Childhood asthma morbidity has been associated with ambient ozone in case-crossover studies. Varying effects of ozone by child age and sex, however, have been less explored.
This study evaluates associations between ozone exposure and asthma emergency department visits and hospitalizations among boys and girls aged 5-17 years in New York City for the 2005-2011 warm season period. Time-stratified case-crossover analysis was conducted and, for comparison, time-series analysis controlling for season, day-of-week, same-day and delayed effects of temperature and relative humidity were also performed.
We found associations between ambient ozone levels and childhood asthma emergency department visits and hospitalizations in New York City, although the relationships varied among boys and girls and by age group. For an increase of interquartile range (0.013 ppm) in ozone, there was a 2.9-8.4% increased risk for boys and 5.4-6.5% for girls in asthma emergency department visits; and 8.2% increased risk for girls in hospitalizations. Among girls, we observed stronger associations among older children (10-13 and 14-17 year age groups). We did not observe significant modification by age for boys. Boys exhibited a more prompt response (lag day 1) to ozone than did girls (lag day 3), but significant associations for girls were retained longer, through lag day 6.
Our study indicates significant variance in associations between short-term ozone concentrations and asthma events by child sex and age.

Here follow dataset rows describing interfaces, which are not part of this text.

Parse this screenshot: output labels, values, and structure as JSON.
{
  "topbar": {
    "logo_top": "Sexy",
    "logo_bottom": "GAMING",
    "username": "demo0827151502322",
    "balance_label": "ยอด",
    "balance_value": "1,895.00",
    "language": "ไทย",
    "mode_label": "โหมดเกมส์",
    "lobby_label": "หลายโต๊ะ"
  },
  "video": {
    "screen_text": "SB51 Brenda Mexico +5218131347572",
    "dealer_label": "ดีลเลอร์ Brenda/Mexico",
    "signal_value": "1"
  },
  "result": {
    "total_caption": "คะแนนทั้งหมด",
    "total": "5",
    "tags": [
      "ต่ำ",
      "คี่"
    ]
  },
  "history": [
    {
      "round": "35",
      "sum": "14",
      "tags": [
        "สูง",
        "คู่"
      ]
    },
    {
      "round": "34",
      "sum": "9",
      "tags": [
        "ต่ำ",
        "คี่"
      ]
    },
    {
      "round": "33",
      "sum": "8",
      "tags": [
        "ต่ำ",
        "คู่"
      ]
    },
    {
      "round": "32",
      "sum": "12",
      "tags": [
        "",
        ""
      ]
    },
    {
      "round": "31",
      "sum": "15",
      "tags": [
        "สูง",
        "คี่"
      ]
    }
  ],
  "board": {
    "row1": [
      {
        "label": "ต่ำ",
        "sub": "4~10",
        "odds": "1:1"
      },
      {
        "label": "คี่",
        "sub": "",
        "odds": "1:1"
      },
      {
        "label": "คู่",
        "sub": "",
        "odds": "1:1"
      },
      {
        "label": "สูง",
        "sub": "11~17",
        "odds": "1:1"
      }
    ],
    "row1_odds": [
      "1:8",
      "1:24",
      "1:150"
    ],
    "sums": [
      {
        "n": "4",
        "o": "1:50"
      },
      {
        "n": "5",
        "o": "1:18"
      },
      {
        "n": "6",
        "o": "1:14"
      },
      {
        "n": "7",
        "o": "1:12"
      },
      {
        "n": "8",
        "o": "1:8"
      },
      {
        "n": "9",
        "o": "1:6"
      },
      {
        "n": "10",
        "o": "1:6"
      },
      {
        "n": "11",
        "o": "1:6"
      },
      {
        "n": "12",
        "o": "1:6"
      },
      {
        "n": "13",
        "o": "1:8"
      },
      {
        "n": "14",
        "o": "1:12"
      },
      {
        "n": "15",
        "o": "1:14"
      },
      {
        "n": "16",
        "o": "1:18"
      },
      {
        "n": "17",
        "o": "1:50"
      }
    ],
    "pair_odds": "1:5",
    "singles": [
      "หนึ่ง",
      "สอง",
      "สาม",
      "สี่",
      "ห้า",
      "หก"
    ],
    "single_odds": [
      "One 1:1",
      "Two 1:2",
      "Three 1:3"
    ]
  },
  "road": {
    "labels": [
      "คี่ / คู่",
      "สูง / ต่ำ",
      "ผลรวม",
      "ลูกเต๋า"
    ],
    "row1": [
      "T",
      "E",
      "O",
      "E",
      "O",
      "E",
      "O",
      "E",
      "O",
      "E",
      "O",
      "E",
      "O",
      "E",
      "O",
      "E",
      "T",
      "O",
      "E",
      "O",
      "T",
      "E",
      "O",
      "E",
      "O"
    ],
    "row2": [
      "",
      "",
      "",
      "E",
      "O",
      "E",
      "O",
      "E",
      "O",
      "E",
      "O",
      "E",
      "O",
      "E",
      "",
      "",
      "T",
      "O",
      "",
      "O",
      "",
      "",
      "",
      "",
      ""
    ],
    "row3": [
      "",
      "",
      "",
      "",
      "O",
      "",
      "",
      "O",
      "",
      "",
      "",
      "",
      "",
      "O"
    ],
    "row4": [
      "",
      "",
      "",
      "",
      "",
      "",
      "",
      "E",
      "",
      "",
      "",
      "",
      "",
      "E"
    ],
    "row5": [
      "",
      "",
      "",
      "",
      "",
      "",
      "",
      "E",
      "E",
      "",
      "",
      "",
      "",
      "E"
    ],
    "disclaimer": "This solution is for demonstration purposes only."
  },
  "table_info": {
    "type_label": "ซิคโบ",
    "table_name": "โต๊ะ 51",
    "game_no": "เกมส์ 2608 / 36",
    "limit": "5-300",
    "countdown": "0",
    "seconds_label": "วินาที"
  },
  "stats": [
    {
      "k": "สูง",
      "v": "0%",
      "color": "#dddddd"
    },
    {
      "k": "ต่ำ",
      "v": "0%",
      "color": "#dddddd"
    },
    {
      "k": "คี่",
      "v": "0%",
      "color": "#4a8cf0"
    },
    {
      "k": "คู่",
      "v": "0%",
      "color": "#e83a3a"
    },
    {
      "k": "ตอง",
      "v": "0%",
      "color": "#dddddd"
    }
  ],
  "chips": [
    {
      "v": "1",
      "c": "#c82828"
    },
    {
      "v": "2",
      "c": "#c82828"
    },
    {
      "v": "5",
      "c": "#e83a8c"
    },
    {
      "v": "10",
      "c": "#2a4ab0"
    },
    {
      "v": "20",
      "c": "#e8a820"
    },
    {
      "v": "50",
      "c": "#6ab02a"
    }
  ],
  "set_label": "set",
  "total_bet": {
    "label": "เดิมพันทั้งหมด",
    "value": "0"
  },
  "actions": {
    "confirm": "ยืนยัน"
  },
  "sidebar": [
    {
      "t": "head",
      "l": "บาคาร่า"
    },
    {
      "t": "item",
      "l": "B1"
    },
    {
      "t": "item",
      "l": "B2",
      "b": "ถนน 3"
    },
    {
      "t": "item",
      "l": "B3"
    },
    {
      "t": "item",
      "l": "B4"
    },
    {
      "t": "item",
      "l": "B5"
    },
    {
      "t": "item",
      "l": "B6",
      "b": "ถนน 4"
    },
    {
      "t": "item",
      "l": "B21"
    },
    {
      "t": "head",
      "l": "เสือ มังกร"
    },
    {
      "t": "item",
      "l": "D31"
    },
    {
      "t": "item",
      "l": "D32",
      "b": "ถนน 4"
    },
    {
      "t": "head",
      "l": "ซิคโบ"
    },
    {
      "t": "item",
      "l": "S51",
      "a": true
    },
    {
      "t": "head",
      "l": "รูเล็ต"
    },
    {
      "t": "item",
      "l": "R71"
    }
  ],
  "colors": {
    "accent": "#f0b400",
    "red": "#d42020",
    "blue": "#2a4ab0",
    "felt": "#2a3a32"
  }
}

Differences in ozone response for boys and girls, before and after puberty, may point towards both social (gendered) and biological (sex-linked) sources of effect modification.